All that remains of the Stronachie distillery, dismantled in 1930, is a small area of low stone walls. A martyr of the whisky slump following (and during) the first world war, the Stronachie name is now owned by A.D. Rattray (formerly Dewar Rattray), who, in 2002, sampled a bottle of original Stronachie from 1904 and decided to re-create and distribute the Stronachie brand. In pursuing a distillery which closely resembled the 1904 whisky, the ultimate winner was Benrinnes; as such, any currently branded Stronachie whiskies are bottlings of Benrinnes casks.

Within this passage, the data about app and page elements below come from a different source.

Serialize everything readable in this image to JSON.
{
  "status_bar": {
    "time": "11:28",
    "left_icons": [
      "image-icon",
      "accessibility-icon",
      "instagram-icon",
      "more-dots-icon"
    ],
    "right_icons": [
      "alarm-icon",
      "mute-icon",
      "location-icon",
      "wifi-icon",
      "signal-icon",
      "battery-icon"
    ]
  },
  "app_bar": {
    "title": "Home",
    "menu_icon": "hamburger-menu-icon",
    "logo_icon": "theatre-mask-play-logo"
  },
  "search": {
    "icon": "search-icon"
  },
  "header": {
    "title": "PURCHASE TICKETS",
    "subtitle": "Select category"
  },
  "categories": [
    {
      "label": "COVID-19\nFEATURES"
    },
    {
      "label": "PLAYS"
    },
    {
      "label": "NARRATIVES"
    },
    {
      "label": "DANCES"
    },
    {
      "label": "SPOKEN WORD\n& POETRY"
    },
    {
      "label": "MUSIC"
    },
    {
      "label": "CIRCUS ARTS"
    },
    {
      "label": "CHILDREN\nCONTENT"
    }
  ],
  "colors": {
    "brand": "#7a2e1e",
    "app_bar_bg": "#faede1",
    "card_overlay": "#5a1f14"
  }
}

…bringing us to Benrinnes, nestled beside Aberlour distillery (Speyside) at the foot of the mountain of the same name. Established in 1926 and originally named Lyne of Ruthie (after a nearby waterfall), the distillery was destroyed by a flood in 1929, and after being rebuilt, has switched ownership a handful of times, leaving it currently nestled in the Diageo portfolio. In 1978 Benrinnes switched to triple distillation (think Auchentoshan), a highly unusual feature in a Speyside whisky. Interestingly, this makes the Stronachie 1976 one of the only available twice-distilled Benrinnes whiskies available. We were fortunate to get our hands on some this past week; here’s our take on this rare (but still available online and elsewhere for roughly $300/bottle) whisky.
While the Stronachie 12 Years Old is the most common Stronachie (Benrinnes) bottling, in 2008 A.D. Rattray released a vatting of 4 Benrinnes casks (roughly 800 bottles) dated 1976. Bottled at cask strength (52.6%), this 31 year old Benrinnes has a surprisingly light straw color, and the nose packs an immediate alcohol punch. The first flavors that appear on the nose are citrus, buttery caramel, and vanilla, with the latter opening up even more with a drop of water. Not only does a drop of water open up the vanilla tones, it also reigns in the alcohol bite as well as the undertones of smokiness, turning this dram into a more traditional Speyside. On the palate, Stronachie 1976 has a velvety feel with honey coming through clearly. The whisky coats the mouth like syrup, leaving a pleasant mouthfeel. The finish is very citrusy (oranges mostly) and minty, with a smokey kick.
All in all, the Stronachie 1976 vintage is an outstanding and complex whisky, sitting well apart from just about every other whisky we have tasted. Also, consider this a rare opportunity to taste a twice-distilled Benrinnes — a treat that surely won’t present itself again.